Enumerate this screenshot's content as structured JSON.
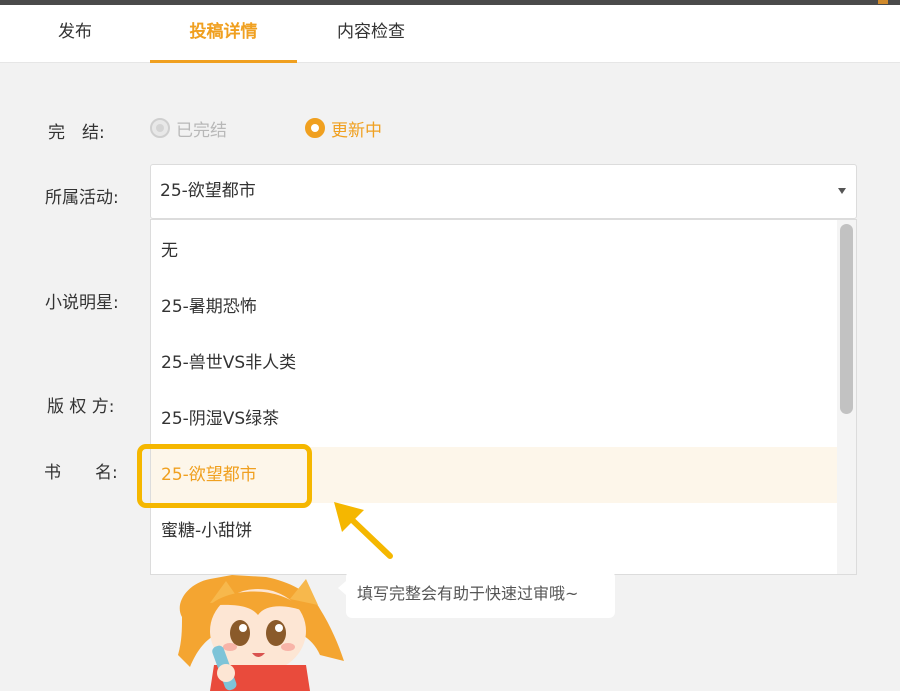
{
  "tabs": [
    {
      "label": "发布"
    },
    {
      "label": "投稿详情"
    },
    {
      "label": "内容检查"
    }
  ],
  "form": {
    "completion_label": "完　结:",
    "completion_options": [
      "已完结",
      "更新中"
    ],
    "completion_selected": "更新中",
    "activity_label": "所属活动:",
    "activity_value": "25-欲望都市",
    "novel_star_label": "小说明星:",
    "copyright_label": "版 权 方:",
    "title_label": "书　　名:"
  },
  "dropdown": {
    "options": [
      "无",
      "25-暑期恐怖",
      "25-兽世VS非人类",
      "25-阴湿VS绿茶",
      "25-欲望都市",
      "蜜糖-小甜饼"
    ],
    "selected": "25-欲望都市"
  },
  "tip": {
    "text": "填写完整会有助于快速过审哦~"
  },
  "colors": {
    "accent": "#f0a020",
    "highlight_box": "#f5b700"
  }
}
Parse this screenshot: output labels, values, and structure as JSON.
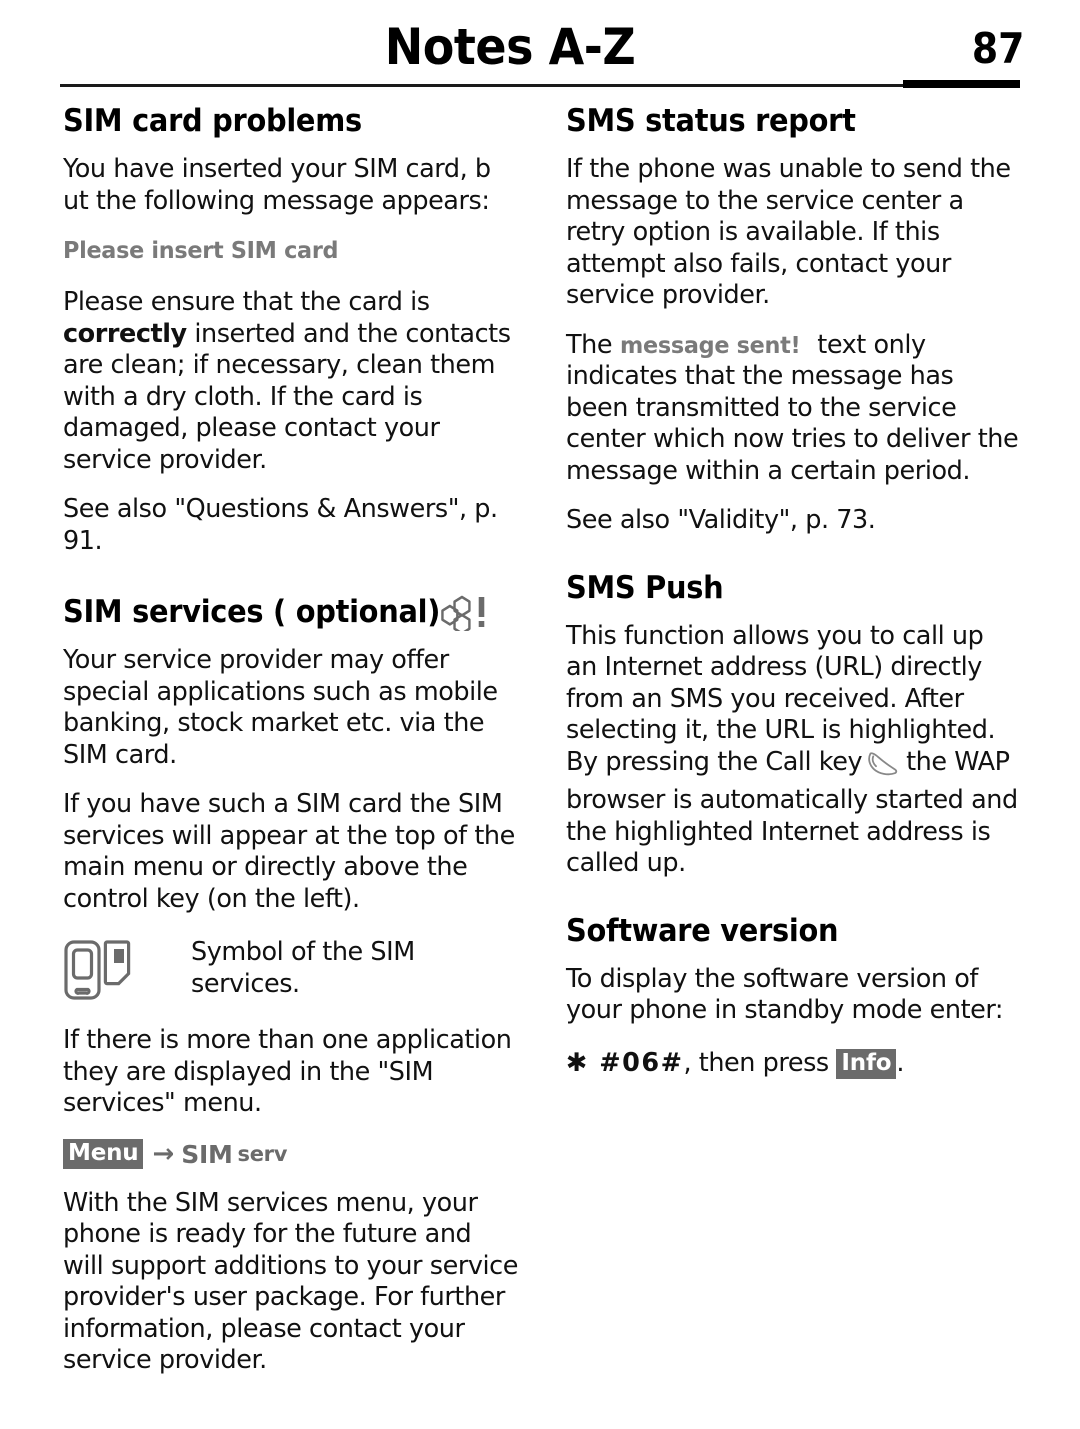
{
  "header": {
    "title": "Notes A-Z",
    "page_number": "87"
  },
  "left_column": {
    "section1": {
      "heading": "SIM card problems",
      "p1": "You have inserted your SIM card, b ut the following message appears:",
      "display_message": "Please insert SIM card",
      "p2_part1": "Please ensure that the card is ",
      "p2_bold": "correctly",
      "p2_part2": " inserted and the contacts are clean; if necessary, clean them with a dry cloth. If the card is damaged, please contact your service provider.",
      "p3": "See also \"Questions & Answers\", p. 91."
    },
    "section2": {
      "heading": "SIM services ( optional)",
      "heading_icon": "hexagon-cluster-icon",
      "p1": "Your service provider may offer special applications such as mobile banking, stock market etc. via the SIM card.",
      "p2": "If you have such a SIM card the SIM services will appear at the top of the main menu or directly above the control key (on the left).",
      "symbol_icon": "phone-and-sim-card-icon",
      "symbol_description": "Symbol of the SIM services.",
      "p3": "If there is more than one application they are displayed in the \"SIM services\" menu.",
      "menu_path": {
        "softkey": "Menu",
        "arrow": "→",
        "target_main": "SIM",
        "target_sub": "serv"
      },
      "p4": "With the SIM services menu, your phone is ready for the future and will support additions to your service provider's user package. For further information, please contact your service provider."
    }
  },
  "right_column": {
    "section1": {
      "heading": "SMS status report",
      "p1": "If the phone was unable to send the message to the service center a retry option is available. If this attempt also fails, contact your service provider.",
      "p2_part1": "The ",
      "p2_display": "message sent!",
      "p2_part2": " text only indicates that the message has been transmitted to the service center which now tries to deliver the message within a certain period.",
      "p3": "See also \"Validity\", p. 73."
    },
    "section2": {
      "heading": "SMS Push",
      "p_part1": "This function allows you to call up an Internet address (URL) directly from an SMS you received. After selecting it, the URL is highlighted. By pressing the Call key",
      "call_key_icon": "call-key-icon",
      "p_part2": "the WAP browser is automatically started and the highlighted Internet address is called up."
    },
    "section3": {
      "heading": "Software version",
      "p1": "To display the software version of your phone in standby mode enter:",
      "code": "✱ #06#",
      "code_tail": ", then press ",
      "softkey": "Info",
      "code_end": "."
    }
  },
  "colors": {
    "text": "#111111",
    "display_gray": "#7a7a7a",
    "softkey_bg": "#6b6b6b",
    "softkey_fg": "#ffffff",
    "icon_gray": "#6b6b6b",
    "rule": "#000000"
  }
}
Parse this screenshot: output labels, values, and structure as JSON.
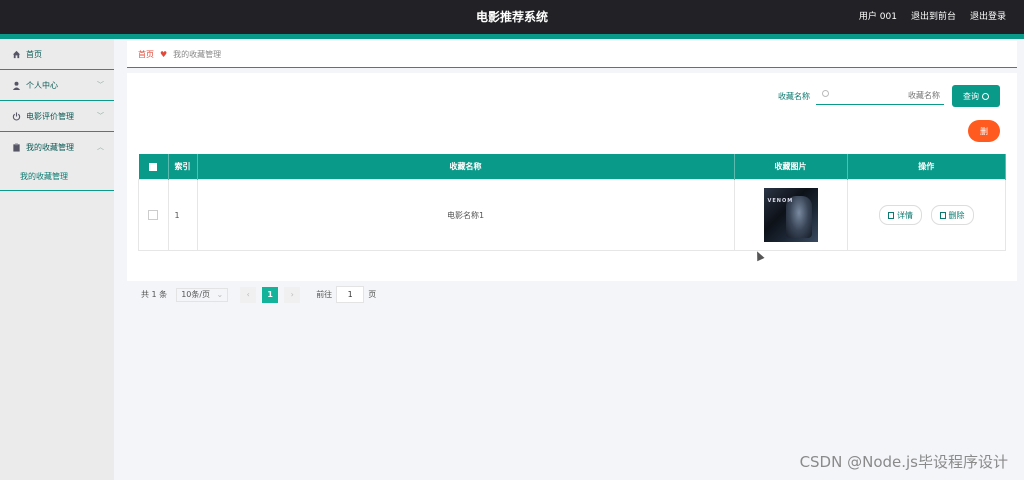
{
  "header": {
    "title": "电影推荐系统",
    "user": "用户 001",
    "link_front": "退出到前台",
    "link_logout": "退出登录"
  },
  "sidebar": {
    "items": [
      {
        "label": "首页",
        "icon": "home-icon"
      },
      {
        "label": "个人中心",
        "icon": "user-icon"
      },
      {
        "label": "电影评价管理",
        "icon": "power-icon"
      },
      {
        "label": "我的收藏管理",
        "icon": "clipboard-icon"
      }
    ],
    "sub_items": [
      {
        "label": "我的收藏管理"
      }
    ]
  },
  "breadcrumb": {
    "home": "首页",
    "current": "我的收藏管理"
  },
  "search": {
    "label": "收藏名称",
    "placeholder": "收藏名称",
    "button": "查询"
  },
  "delete_button": "删",
  "table": {
    "headers": [
      "索引",
      "收藏名称",
      "收藏图片",
      "操作"
    ],
    "rows": [
      {
        "index": "1",
        "name": "电影名称1",
        "poster_text": "VENOM"
      }
    ],
    "actions": {
      "detail": "详情",
      "delete": "删除"
    }
  },
  "pager": {
    "total": "共 1 条",
    "page_size": "10条/页",
    "prev": "‹",
    "current_page": "1",
    "next": "›",
    "goto_label": "前往",
    "goto_value": "1",
    "goto_suffix": "页"
  },
  "watermark": "CSDN @Node.js毕设程序设计",
  "colors": {
    "primary": "#0a9a8a",
    "topbar": "#222226",
    "danger": "#ff5a1f",
    "breadcrumb": "#e04a3a"
  }
}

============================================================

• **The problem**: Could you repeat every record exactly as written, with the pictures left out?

• **Task answer**:
Enumerate this screenshot's content as structured JSON.
{
  "tabs": [
    {
      "label": "发布"
    },
    {
      "label": "投稿详情"
    },
    {
      "label": "内容检查"
    }
  ],
  "form": {
    "completion_label": "完　结:",
    "completion_options": [
      "已完结",
      "更新中"
    ],
    "completion_selected": "更新中",
    "activity_label": "所属活动:",
    "activity_value": "25-欲望都市",
    "novel_star_label": "小说明星:",
    "copyright_label": "版 权 方:",
    "title_label": "书　　名:"
  },
  "dropdown": {
    "options": [
      "无",
      "25-暑期恐怖",
      "25-兽世VS非人类",
      "25-阴湿VS绿茶",
      "25-欲望都市",
      "蜜糖-小甜饼"
    ],
    "selected": "25-欲望都市"
  },
  "tip": {
    "text": "填写完整会有助于快速过审哦~"
  },
  "colors": {
    "accent": "#f0a020",
    "highlight_box": "#f5b700"
  }
}
Parse this screenshot: output labels, values, and structure as JSON.
{
  "header": {
    "title": "Notes A-Z",
    "page_number": "87"
  },
  "left_column": {
    "section1": {
      "heading": "SIM card problems",
      "p1": "You have inserted your SIM card, b ut the following message appears:",
      "display_message": "Please insert SIM card",
      "p2_part1": "Please ensure that the card is ",
      "p2_bold": "correctly",
      "p2_part2": " inserted and the contacts are clean; if necessary, clean them with a dry cloth. If the card is damaged, please contact your service provider.",
      "p3": "See also \"Questions & Answers\", p. 91."
    },
    "section2": {
      "heading": "SIM services ( optional)",
      "heading_icon": "hexagon-cluster-icon",
      "p1": "Your service provider may offer special applications such as mobile banking, stock market etc. via the SIM card.",
      "p2": "If you have such a SIM card the SIM services will appear at the top of the main menu or directly above the control key (on the left).",
      "symbol_icon": "phone-and-sim-card-icon",
      "symbol_description": "Symbol of the SIM services.",
      "p3": "If there is more than one application they are displayed in the \"SIM services\" menu.",
      "menu_path": {
        "softkey": "Menu",
        "arrow": "→",
        "target_main": "SIM",
        "target_sub": "serv"
      },
      "p4": "With the SIM services menu, your phone is ready for the future and will support additions to your service provider's user package. For further information, please contact your service provider."
    }
  },
  "right_column": {
    "section1": {
      "heading": "SMS status report",
      "p1": "If the phone was unable to send the message to the service center a retry option is available. If this attempt also fails, contact your service provider.",
      "p2_part1": "The ",
      "p2_display": "message sent!",
      "p2_part2": " text only indicates that the message has been transmitted to the service center which now tries to deliver the message within a certain period.",
      "p3": "See also \"Validity\", p. 73."
    },
    "section2": {
      "heading": "SMS Push",
      "p_part1": "This function allows you to call up an Internet address (URL) directly from an SMS you received. After selecting it, the URL is highlighted. By pressing the Call key",
      "call_key_icon": "call-key-icon",
      "p_part2": "the WAP browser is automatically started and the highlighted Internet address is called up."
    },
    "section3": {
      "heading": "Software version",
      "p1": "To display the software version of your phone in standby mode enter:",
      "code": "✱ #06#",
      "code_tail": ", then press ",
      "softkey": "Info",
      "code_end": "."
    }
  },
  "colors": {
    "text": "#111111",
    "display_gray": "#7a7a7a",
    "softkey_bg": "#6b6b6b",
    "softkey_fg": "#ffffff",
    "icon_gray": "#6b6b6b",
    "rule": "#000000"
  }
}
Parse this screenshot: output labels, values, and structure as JSON.
{
  "header": {
    "title": "电影推荐系统",
    "user": "用户 001",
    "link_front": "退出到前台",
    "link_logout": "退出登录"
  },
  "sidebar": {
    "items": [
      {
        "label": "首页",
        "icon": "home-icon"
      },
      {
        "label": "个人中心",
        "icon": "user-icon"
      },
      {
        "label": "电影评价管理",
        "icon": "power-icon"
      },
      {
        "label": "我的收藏管理",
        "icon": "clipboard-icon"
      }
    ],
    "sub_items": [
      {
        "label": "我的收藏管理"
      }
    ]
  },
  "breadcrumb": {
    "home": "首页",
    "current": "我的收藏管理"
  },
  "search": {
    "label": "收藏名称",
    "placeholder": "收藏名称",
    "button": "查询"
  },
  "delete_button": "删",
  "table": {
    "headers": [
      "索引",
      "收藏名称",
      "收藏图片",
      "操作"
    ],
    "rows": [
      {
        "index": "1",
        "name": "电影名称1",
        "poster_text": "VENOM"
      }
    ],
    "actions": {
      "detail": "详情",
      "delete": "删除"
    }
  },
  "pager": {
    "total": "共 1 条",
    "page_size": "10条/页",
    "prev": "‹",
    "current_page": "1",
    "next": "›",
    "goto_label": "前往",
    "goto_value": "1",
    "goto_suffix": "页"
  },
  "watermark": "CSDN @Node.js毕设程序设计",
  "colors": {
    "primary": "#0a9a8a",
    "topbar": "#222226",
    "danger": "#ff5a1f",
    "breadcrumb": "#e04a3a"
  }
}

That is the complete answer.